2) Eat more protein: The choice is yours, whether plant-based or animal-based. Higher protein diets tend to support fullness and more calorie burning (protein burns more calories during the metabolic process than carbs or fat), and protein is harder to convert into fat. 

3) Don’t follow extremes: The more you completely restrict, the more likely you are to overeat. A study published in the journal Appetite found that people who struggled with overeating and were told to cut out certain foods completely ended up eating 133 percent more calories than those who were given no instructions whatsoever.

4) Simplify your food prep: Most people have a meal that tends to give them the most trouble, and when they don’t eat well, it can lead to overeating the rest of the day. One solution is a meal replacement shake instead of a meal. The other? Meal delivery services that take the thinking out of eating.  

Meal services might work because they give you the experience of a home-cooked meal without needing to worry about cooking experience or having the time. If you’re looking for a meal prep service, we highly recommend Trifecta. They take the stress out of eating by counting all the calories for you, offering meal plans for any type of diet (from vegan to Paleo), and having delicious meals designed by a two-Michelin-star chef. It’s like having a cook in your home without the insane cost. 

Because we love taking care of the Pump Club, when you join now, all members of the village receive 50 percent off. Just use the code “ARNOLDSAYS” for 50 percent OFF your order. If you struggle with cooking, it’s worth trying for a week. Remember, small changes — big results. 

Workout of the Week

After a weekend training with Arnold at the UK Arnold Sports Festival, it felt right to put together a plan with an Arnold favorite — supersets. Instead of chest and back or quads and hamstrings, we’re giving you a full-body plan combining supersets (doing back-to-back exercises). However, we added a little spin by mixing upper and lower body movements. This will help maximize intensity, minimize fatigue, and leave you with a fantastic full-body pump. 

Based on your equipment, perform either the dumbbell or bodyweight exercises. 

Superset 1

Superset 2

Superset 3

  • Plank: 3 sets x 15-30 seconds

  • Dumbbell biceps curl (if you don’t have dumbbells, you can fill a backpack with books and curl them): 3 sets x 6-10 reps

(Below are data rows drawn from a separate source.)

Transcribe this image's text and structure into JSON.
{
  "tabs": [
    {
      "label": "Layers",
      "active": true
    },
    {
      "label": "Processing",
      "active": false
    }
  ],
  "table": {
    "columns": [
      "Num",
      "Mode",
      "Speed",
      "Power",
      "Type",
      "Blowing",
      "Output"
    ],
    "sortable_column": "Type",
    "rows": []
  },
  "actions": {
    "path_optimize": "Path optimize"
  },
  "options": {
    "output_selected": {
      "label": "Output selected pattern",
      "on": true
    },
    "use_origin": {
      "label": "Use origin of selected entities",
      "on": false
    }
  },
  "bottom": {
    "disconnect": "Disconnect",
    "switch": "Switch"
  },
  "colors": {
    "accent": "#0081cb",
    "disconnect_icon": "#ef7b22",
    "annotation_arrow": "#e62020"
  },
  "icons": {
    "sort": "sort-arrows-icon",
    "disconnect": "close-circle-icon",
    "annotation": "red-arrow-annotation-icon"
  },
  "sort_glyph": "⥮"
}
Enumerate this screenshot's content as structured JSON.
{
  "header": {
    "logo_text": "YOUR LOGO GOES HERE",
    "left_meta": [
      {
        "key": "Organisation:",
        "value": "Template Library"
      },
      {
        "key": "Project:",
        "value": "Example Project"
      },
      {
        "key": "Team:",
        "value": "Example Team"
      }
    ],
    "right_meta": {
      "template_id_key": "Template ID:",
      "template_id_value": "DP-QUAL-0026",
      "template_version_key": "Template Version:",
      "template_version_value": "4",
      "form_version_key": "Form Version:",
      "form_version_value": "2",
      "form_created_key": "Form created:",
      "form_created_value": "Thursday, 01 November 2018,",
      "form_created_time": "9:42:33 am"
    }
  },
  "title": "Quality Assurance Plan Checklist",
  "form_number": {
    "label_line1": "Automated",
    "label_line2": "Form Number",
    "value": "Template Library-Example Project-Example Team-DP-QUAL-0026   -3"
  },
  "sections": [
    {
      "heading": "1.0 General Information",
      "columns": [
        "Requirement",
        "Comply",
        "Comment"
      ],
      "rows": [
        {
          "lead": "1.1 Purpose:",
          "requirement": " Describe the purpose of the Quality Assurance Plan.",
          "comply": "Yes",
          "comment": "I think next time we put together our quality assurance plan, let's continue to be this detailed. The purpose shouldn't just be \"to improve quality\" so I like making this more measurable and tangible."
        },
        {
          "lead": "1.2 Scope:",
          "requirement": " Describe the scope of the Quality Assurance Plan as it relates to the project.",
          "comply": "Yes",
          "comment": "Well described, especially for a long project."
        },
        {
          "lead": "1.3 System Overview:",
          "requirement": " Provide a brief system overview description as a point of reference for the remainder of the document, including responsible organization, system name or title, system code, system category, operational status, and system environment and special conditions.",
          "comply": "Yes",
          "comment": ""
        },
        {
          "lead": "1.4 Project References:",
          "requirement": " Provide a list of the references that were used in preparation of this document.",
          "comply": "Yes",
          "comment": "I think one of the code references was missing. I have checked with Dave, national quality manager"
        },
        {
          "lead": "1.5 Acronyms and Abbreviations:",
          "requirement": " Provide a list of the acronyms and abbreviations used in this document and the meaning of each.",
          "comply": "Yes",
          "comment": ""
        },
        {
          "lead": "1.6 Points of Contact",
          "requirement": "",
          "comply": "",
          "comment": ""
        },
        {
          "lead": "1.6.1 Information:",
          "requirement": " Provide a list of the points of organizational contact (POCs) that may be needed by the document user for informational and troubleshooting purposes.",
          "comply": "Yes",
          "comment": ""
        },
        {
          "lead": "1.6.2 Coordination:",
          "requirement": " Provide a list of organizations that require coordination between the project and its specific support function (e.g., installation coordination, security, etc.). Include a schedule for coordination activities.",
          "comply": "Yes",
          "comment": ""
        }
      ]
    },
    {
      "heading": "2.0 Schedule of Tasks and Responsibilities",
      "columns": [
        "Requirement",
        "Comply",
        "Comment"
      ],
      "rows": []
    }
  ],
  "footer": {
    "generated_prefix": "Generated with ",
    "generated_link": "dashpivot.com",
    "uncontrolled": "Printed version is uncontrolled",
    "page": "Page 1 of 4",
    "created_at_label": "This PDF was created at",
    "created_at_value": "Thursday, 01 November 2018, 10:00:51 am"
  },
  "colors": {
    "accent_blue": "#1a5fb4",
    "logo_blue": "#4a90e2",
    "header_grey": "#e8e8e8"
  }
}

Superset 4

Give it a try, and let us know how it goes!

Publisher: Arnold Schwarzenegger

Editors-in-chief: Adam Bornstein and Daniel Ketchell